On to "skulls." Dr. Tom Murphy over at Edmonds Community College is a graduate of the Tracking Intensive, and opened up his lab for a day of extreme osteological geekiness. He has an impressive collection of animal skulls from the northwest, as well as fossil hominid skulls. We started off with a quiz of 16 animal skulls and a talk on skull terminology. I can hardly tell my fossa from my condyle, but with lots of hands-on examples the terms became useful. After lunch Dr. Murphy talked about primate locomotion and human evolution, and we wrapped up with another quiz on mammal families. The day was a blend of scientific detail and vivid imagination--I liked to look at the skulls and imagine the flesh and muscle on the living creature. How does the skull reflect the senses and strategies of the animal? What does it feel like to be a shrew or a moose? Who has eyes on the front of their heads, and who has them on the sides? What can I tell about the individual animal who once wore this skull? And what does my own skull reflect about me? Lots to ponder until we meet again in February.

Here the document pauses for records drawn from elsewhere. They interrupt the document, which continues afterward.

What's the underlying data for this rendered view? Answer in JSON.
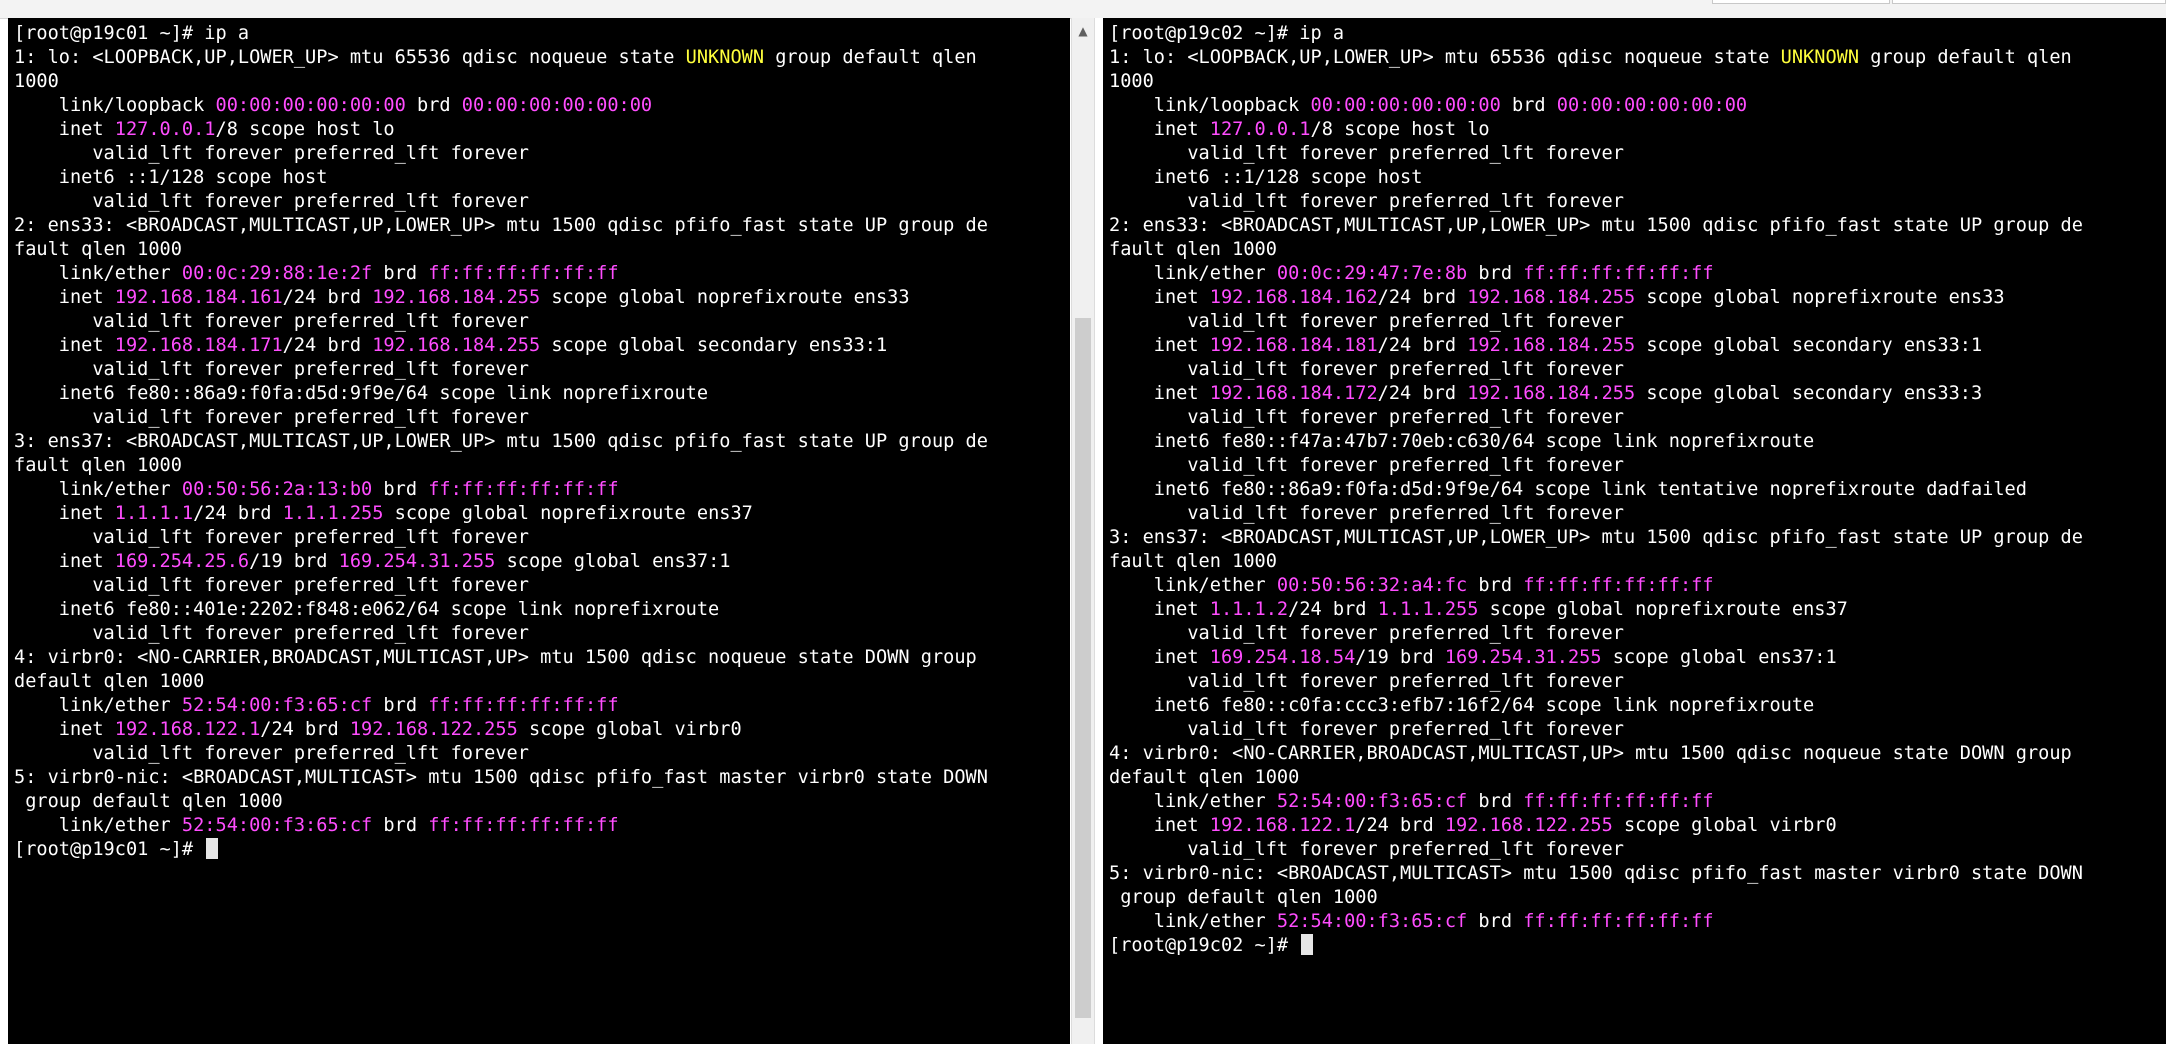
{
  "colors": {
    "terminal_bg": "#000000",
    "text": "#ffffff",
    "ip_mac_highlight": "#ff4dff",
    "state_unknown": "#ffff3c"
  },
  "panes": [
    {
      "name": "p19c01",
      "lines": [
        [
          [
            "[root@p19c01 ~]# ip a",
            "w"
          ]
        ],
        [
          [
            "1: lo: <LOOPBACK,UP,LOWER_UP> mtu 65536 qdisc noqueue state ",
            "w"
          ],
          [
            "UNKNOWN",
            "y"
          ],
          [
            " group default qlen",
            "w"
          ]
        ],
        [
          [
            "1000",
            "w"
          ]
        ],
        [
          [
            "    link/loopback ",
            "w"
          ],
          [
            "00:00:00:00:00:00",
            "m"
          ],
          [
            " brd ",
            "w"
          ],
          [
            "00:00:00:00:00:00",
            "m"
          ]
        ],
        [
          [
            "    inet ",
            "w"
          ],
          [
            "127.0.0.1",
            "m"
          ],
          [
            "/8 scope host lo",
            "w"
          ]
        ],
        [
          [
            "       valid_lft forever preferred_lft forever",
            "w"
          ]
        ],
        [
          [
            "    inet6 ::1/128 scope host",
            "w"
          ]
        ],
        [
          [
            "       valid_lft forever preferred_lft forever",
            "w"
          ]
        ],
        [
          [
            "2: ens33: <BROADCAST,MULTICAST,UP,LOWER_UP> mtu 1500 qdisc pfifo_fast state UP group de",
            "w"
          ]
        ],
        [
          [
            "fault qlen 1000",
            "w"
          ]
        ],
        [
          [
            "    link/ether ",
            "w"
          ],
          [
            "00:0c:29:88:1e:2f",
            "m"
          ],
          [
            " brd ",
            "w"
          ],
          [
            "ff:ff:ff:ff:ff:ff",
            "m"
          ]
        ],
        [
          [
            "    inet ",
            "w"
          ],
          [
            "192.168.184.161",
            "m"
          ],
          [
            "/24 brd ",
            "w"
          ],
          [
            "192.168.184.255",
            "m"
          ],
          [
            " scope global noprefixroute ens33",
            "w"
          ]
        ],
        [
          [
            "       valid_lft forever preferred_lft forever",
            "w"
          ]
        ],
        [
          [
            "    inet ",
            "w"
          ],
          [
            "192.168.184.171",
            "m"
          ],
          [
            "/24 brd ",
            "w"
          ],
          [
            "192.168.184.255",
            "m"
          ],
          [
            " scope global secondary ens33:1",
            "w"
          ]
        ],
        [
          [
            "       valid_lft forever preferred_lft forever",
            "w"
          ]
        ],
        [
          [
            "    inet6 fe80::86a9:f0fa:d5d:9f9e/64 scope link noprefixroute",
            "w"
          ]
        ],
        [
          [
            "       valid_lft forever preferred_lft forever",
            "w"
          ]
        ],
        [
          [
            "3: ens37: <BROADCAST,MULTICAST,UP,LOWER_UP> mtu 1500 qdisc pfifo_fast state UP group de",
            "w"
          ]
        ],
        [
          [
            "fault qlen 1000",
            "w"
          ]
        ],
        [
          [
            "    link/ether ",
            "w"
          ],
          [
            "00:50:56:2a:13:b0",
            "m"
          ],
          [
            " brd ",
            "w"
          ],
          [
            "ff:ff:ff:ff:ff:ff",
            "m"
          ]
        ],
        [
          [
            "    inet ",
            "w"
          ],
          [
            "1.1.1.1",
            "m"
          ],
          [
            "/24 brd ",
            "w"
          ],
          [
            "1.1.1.255",
            "m"
          ],
          [
            " scope global noprefixroute ens37",
            "w"
          ]
        ],
        [
          [
            "       valid_lft forever preferred_lft forever",
            "w"
          ]
        ],
        [
          [
            "    inet ",
            "w"
          ],
          [
            "169.254.25.6",
            "m"
          ],
          [
            "/19 brd ",
            "w"
          ],
          [
            "169.254.31.255",
            "m"
          ],
          [
            " scope global ens37:1",
            "w"
          ]
        ],
        [
          [
            "       valid_lft forever preferred_lft forever",
            "w"
          ]
        ],
        [
          [
            "    inet6 fe80::401e:2202:f848:e062/64 scope link noprefixroute",
            "w"
          ]
        ],
        [
          [
            "       valid_lft forever preferred_lft forever",
            "w"
          ]
        ],
        [
          [
            "4: virbr0: <NO-CARRIER,BROADCAST,MULTICAST,UP> mtu 1500 qdisc noqueue state DOWN group",
            "w"
          ]
        ],
        [
          [
            "default qlen 1000",
            "w"
          ]
        ],
        [
          [
            "    link/ether ",
            "w"
          ],
          [
            "52:54:00:f3:65:cf",
            "m"
          ],
          [
            " brd ",
            "w"
          ],
          [
            "ff:ff:ff:ff:ff:ff",
            "m"
          ]
        ],
        [
          [
            "    inet ",
            "w"
          ],
          [
            "192.168.122.1",
            "m"
          ],
          [
            "/24 brd ",
            "w"
          ],
          [
            "192.168.122.255",
            "m"
          ],
          [
            " scope global virbr0",
            "w"
          ]
        ],
        [
          [
            "       valid_lft forever preferred_lft forever",
            "w"
          ]
        ],
        [
          [
            "5: virbr0-nic: <BROADCAST,MULTICAST> mtu 1500 qdisc pfifo_fast master virbr0 state DOWN",
            "w"
          ]
        ],
        [
          [
            " group default qlen 1000",
            "w"
          ]
        ],
        [
          [
            "    link/ether ",
            "w"
          ],
          [
            "52:54:00:f3:65:cf",
            "m"
          ],
          [
            " brd ",
            "w"
          ],
          [
            "ff:ff:ff:ff:ff:ff",
            "m"
          ]
        ],
        [
          [
            "[root@p19c01 ~]# ",
            "w"
          ],
          [
            "",
            "cursor"
          ]
        ]
      ]
    },
    {
      "name": "p19c02",
      "lines": [
        [
          [
            "[root@p19c02 ~]# ip a",
            "w"
          ]
        ],
        [
          [
            "1: lo: <LOOPBACK,UP,LOWER_UP> mtu 65536 qdisc noqueue state ",
            "w"
          ],
          [
            "UNKNOWN",
            "y"
          ],
          [
            " group default qlen",
            "w"
          ]
        ],
        [
          [
            "1000",
            "w"
          ]
        ],
        [
          [
            "    link/loopback ",
            "w"
          ],
          [
            "00:00:00:00:00:00",
            "m"
          ],
          [
            " brd ",
            "w"
          ],
          [
            "00:00:00:00:00:00",
            "m"
          ]
        ],
        [
          [
            "    inet ",
            "w"
          ],
          [
            "127.0.0.1",
            "m"
          ],
          [
            "/8 scope host lo",
            "w"
          ]
        ],
        [
          [
            "       valid_lft forever preferred_lft forever",
            "w"
          ]
        ],
        [
          [
            "    inet6 ::1/128 scope host",
            "w"
          ]
        ],
        [
          [
            "       valid_lft forever preferred_lft forever",
            "w"
          ]
        ],
        [
          [
            "2: ens33: <BROADCAST,MULTICAST,UP,LOWER_UP> mtu 1500 qdisc pfifo_fast state UP group de",
            "w"
          ]
        ],
        [
          [
            "fault qlen 1000",
            "w"
          ]
        ],
        [
          [
            "    link/ether ",
            "w"
          ],
          [
            "00:0c:29:47:7e:8b",
            "m"
          ],
          [
            " brd ",
            "w"
          ],
          [
            "ff:ff:ff:ff:ff:ff",
            "m"
          ]
        ],
        [
          [
            "    inet ",
            "w"
          ],
          [
            "192.168.184.162",
            "m"
          ],
          [
            "/24 brd ",
            "w"
          ],
          [
            "192.168.184.255",
            "m"
          ],
          [
            " scope global noprefixroute ens33",
            "w"
          ]
        ],
        [
          [
            "       valid_lft forever preferred_lft forever",
            "w"
          ]
        ],
        [
          [
            "    inet ",
            "w"
          ],
          [
            "192.168.184.181",
            "m"
          ],
          [
            "/24 brd ",
            "w"
          ],
          [
            "192.168.184.255",
            "m"
          ],
          [
            " scope global secondary ens33:1",
            "w"
          ]
        ],
        [
          [
            "       valid_lft forever preferred_lft forever",
            "w"
          ]
        ],
        [
          [
            "    inet ",
            "w"
          ],
          [
            "192.168.184.172",
            "m"
          ],
          [
            "/24 brd ",
            "w"
          ],
          [
            "192.168.184.255",
            "m"
          ],
          [
            " scope global secondary ens33:3",
            "w"
          ]
        ],
        [
          [
            "       valid_lft forever preferred_lft forever",
            "w"
          ]
        ],
        [
          [
            "    inet6 fe80::f47a:47b7:70eb:c630/64 scope link noprefixroute",
            "w"
          ]
        ],
        [
          [
            "       valid_lft forever preferred_lft forever",
            "w"
          ]
        ],
        [
          [
            "    inet6 fe80::86a9:f0fa:d5d:9f9e/64 scope link tentative noprefixroute dadfailed",
            "w"
          ]
        ],
        [
          [
            "       valid_lft forever preferred_lft forever",
            "w"
          ]
        ],
        [
          [
            "3: ens37: <BROADCAST,MULTICAST,UP,LOWER_UP> mtu 1500 qdisc pfifo_fast state UP group de",
            "w"
          ]
        ],
        [
          [
            "fault qlen 1000",
            "w"
          ]
        ],
        [
          [
            "    link/ether ",
            "w"
          ],
          [
            "00:50:56:32:a4:fc",
            "m"
          ],
          [
            " brd ",
            "w"
          ],
          [
            "ff:ff:ff:ff:ff:ff",
            "m"
          ]
        ],
        [
          [
            "    inet ",
            "w"
          ],
          [
            "1.1.1.2",
            "m"
          ],
          [
            "/24 brd ",
            "w"
          ],
          [
            "1.1.1.255",
            "m"
          ],
          [
            " scope global noprefixroute ens37",
            "w"
          ]
        ],
        [
          [
            "       valid_lft forever preferred_lft forever",
            "w"
          ]
        ],
        [
          [
            "    inet ",
            "w"
          ],
          [
            "169.254.18.54",
            "m"
          ],
          [
            "/19 brd ",
            "w"
          ],
          [
            "169.254.31.255",
            "m"
          ],
          [
            " scope global ens37:1",
            "w"
          ]
        ],
        [
          [
            "       valid_lft forever preferred_lft forever",
            "w"
          ]
        ],
        [
          [
            "    inet6 fe80::c0fa:ccc3:efb7:16f2/64 scope link noprefixroute",
            "w"
          ]
        ],
        [
          [
            "       valid_lft forever preferred_lft forever",
            "w"
          ]
        ],
        [
          [
            "4: virbr0: <NO-CARRIER,BROADCAST,MULTICAST,UP> mtu 1500 qdisc noqueue state DOWN group",
            "w"
          ]
        ],
        [
          [
            "default qlen 1000",
            "w"
          ]
        ],
        [
          [
            "    link/ether ",
            "w"
          ],
          [
            "52:54:00:f3:65:cf",
            "m"
          ],
          [
            " brd ",
            "w"
          ],
          [
            "ff:ff:ff:ff:ff:ff",
            "m"
          ]
        ],
        [
          [
            "    inet ",
            "w"
          ],
          [
            "192.168.122.1",
            "m"
          ],
          [
            "/24 brd ",
            "w"
          ],
          [
            "192.168.122.255",
            "m"
          ],
          [
            " scope global virbr0",
            "w"
          ]
        ],
        [
          [
            "       valid_lft forever preferred_lft forever",
            "w"
          ]
        ],
        [
          [
            "5: virbr0-nic: <BROADCAST,MULTICAST> mtu 1500 qdisc pfifo_fast master virbr0 state DOWN",
            "w"
          ]
        ],
        [
          [
            " group default qlen 1000",
            "w"
          ]
        ],
        [
          [
            "    link/ether ",
            "w"
          ],
          [
            "52:54:00:f3:65:cf",
            "m"
          ],
          [
            " brd ",
            "w"
          ],
          [
            "ff:ff:ff:ff:ff:ff",
            "m"
          ]
        ],
        [
          [
            "[root@p19c02 ~]# ",
            "w"
          ],
          [
            "",
            "cursor"
          ]
        ]
      ]
    }
  ]
}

January Tracking Club

Despite the rain, a group of ten people showed up for this Saturday Tracking Club. There was soggy snow all over the Snoqualmie Valley, and so the best place for clear tracks was under the Tolt Bridge in Carnation. After a quick awareness game, we scampered under the bride and found more than I had bargained for! There were a lot of questions to ask, like which small mammals hang out under bridges more often, mice or shrews? Can I tell song sparrow tracks apart from junco tracks? Hint: junco tracks are stouter, sparrow tracks more spidery. Some five-toed masked bandit had also been spending plenty of time under the bridge. How many were there? Where did it or they go from here? I was especially glad to bring my visiting dad to this tracking club. It was a good chance to share inquiry and problem-solving, some of the really fun adventure of finding and following footprints of wild animals.

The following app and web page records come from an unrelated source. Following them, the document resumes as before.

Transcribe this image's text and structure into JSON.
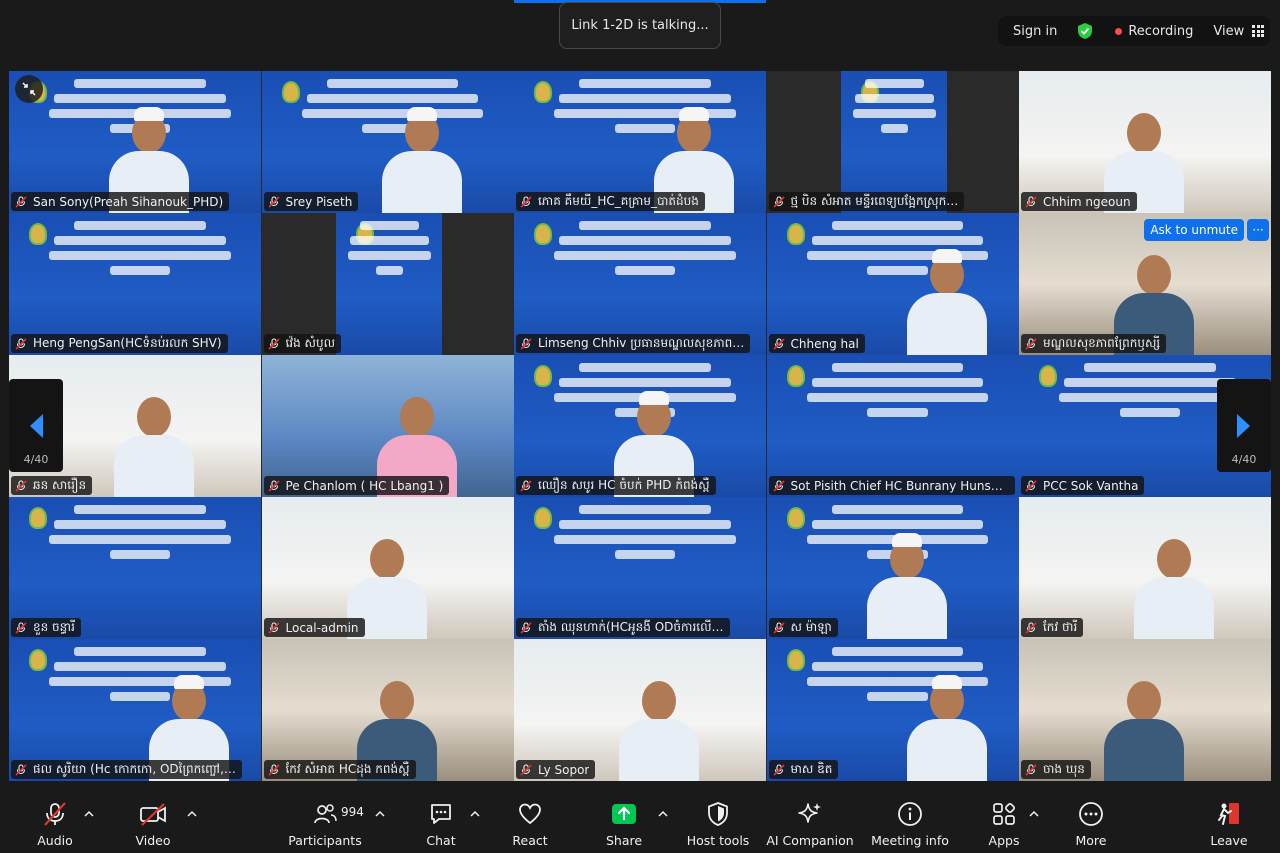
{
  "window": {
    "talking_banner": "Link 1-2D is talking..."
  },
  "top_right": {
    "sign_in": "Sign in",
    "recording": "Recording",
    "view": "View"
  },
  "gallery": {
    "page_indicator": "4/40",
    "tiles": [
      {
        "name": "San Sony(Preah Sihanouk_PHD)",
        "kind": "slide-person"
      },
      {
        "name": "Srey Piseth",
        "kind": "slide-person"
      },
      {
        "name": "ភោគ គឹមយី_HC_គគ្រាម_បាត់ដំបង",
        "kind": "slide-person"
      },
      {
        "name": "ថ្ម បិន សំអាត មន្ទីរពេទ្យបង្អែកស្រុក…",
        "kind": "narrow-slide"
      },
      {
        "name": "Chhim ngeoun",
        "kind": "room"
      },
      {
        "name": "Heng PengSan(HCទំនប់រលក SHV)",
        "kind": "slide"
      },
      {
        "name": "វ៉េង សំបូល",
        "kind": "narrow-slide"
      },
      {
        "name": "Limseng Chhiv ប្រធានមណ្ឌលសុខភាព…",
        "kind": "slide"
      },
      {
        "name": "Chheng hal",
        "kind": "slide-person"
      },
      {
        "name": "មណ្ឌលសុខភាពព្រែកឫស្សី",
        "kind": "room"
      },
      {
        "name": "ឆន សារឿន",
        "kind": "room"
      },
      {
        "name": "Pe Chanlom ( HC Lbang1 )",
        "kind": "room"
      },
      {
        "name": "ឈឿន សបូរ HC ចំបក់ PHD កំពង់ស្ពឺ",
        "kind": "slide-person"
      },
      {
        "name": "Sot Pisith Chief HC Bunrany Hunsen …",
        "kind": "slide"
      },
      {
        "name": "PCC Sok Vantha",
        "kind": "slide"
      },
      {
        "name": "ខួន ចន្ធារី",
        "kind": "slide"
      },
      {
        "name": "Local-admin",
        "kind": "room"
      },
      {
        "name": "តាំង ឈុនហាក់(HCអូនងី ODចំការលើ…",
        "kind": "slide"
      },
      {
        "name": "ស ម៉ាឡា",
        "kind": "slide-person"
      },
      {
        "name": "កែវ ថារី",
        "kind": "room"
      },
      {
        "name": "ផល សូរិយា (Hc កោកកោ, ODព្រៃកញ្ចៅ,…",
        "kind": "slide-person"
      },
      {
        "name": "កែវ សំអាត HCដុង កពង់ស្ពឺ",
        "kind": "room"
      },
      {
        "name": "Ly Sopor",
        "kind": "room"
      },
      {
        "name": "មាស ឌិត",
        "kind": "slide-person"
      },
      {
        "name": "ចាង ឃុន",
        "kind": "room"
      }
    ],
    "ask_to_unmute": "Ask to unmute",
    "more": "···"
  },
  "toolbar": {
    "audio": "Audio",
    "video": "Video",
    "participants": "Participants",
    "participants_count": "994",
    "chat": "Chat",
    "react": "React",
    "share": "Share",
    "host_tools": "Host tools",
    "ai_companion": "AI Companion",
    "meeting_info": "Meeting info",
    "apps": "Apps",
    "more": "More",
    "leave": "Leave"
  },
  "colors": {
    "accent": "#0e71eb",
    "share_green": "#00c853",
    "recording_red": "#ff4a4a",
    "leave_red": "#e0342f"
  }
}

After we wore out our noggins with detailed bridge tracks, we went to Chinook Bend, where a young eagle circled around us. We walked down the road and tracked some larger animals in the snow. Big, cloven-hoofed, shaggy brown animals, to be precise. Cows? Moose? There were two of them strolling through the snow-covered meadow, and their tracks went from one clump of orchardgrass to another. The orchardgrass was chewed down to the ground. Why did they choose this species of grass? A quick taste test revealed that the orchardgrass was sweeter than the other plants growing there. Eventually my dad got bored with the big beast tracks (they were elk) and wandered down to the river to watch buffleheads and mergansers. People who know me won't be surprised; I'll take birds over mammals any time.
Tracking Club, as usual, was a good day of questions and adventure, showing how many stories can be recorded in the landscape when we stop to pay attention. Pretty much everyone can work up enthusiasm about good animal questions, even dads who are reluctant to get on their hands and knees on the dirt. Go tracking with someone you love today.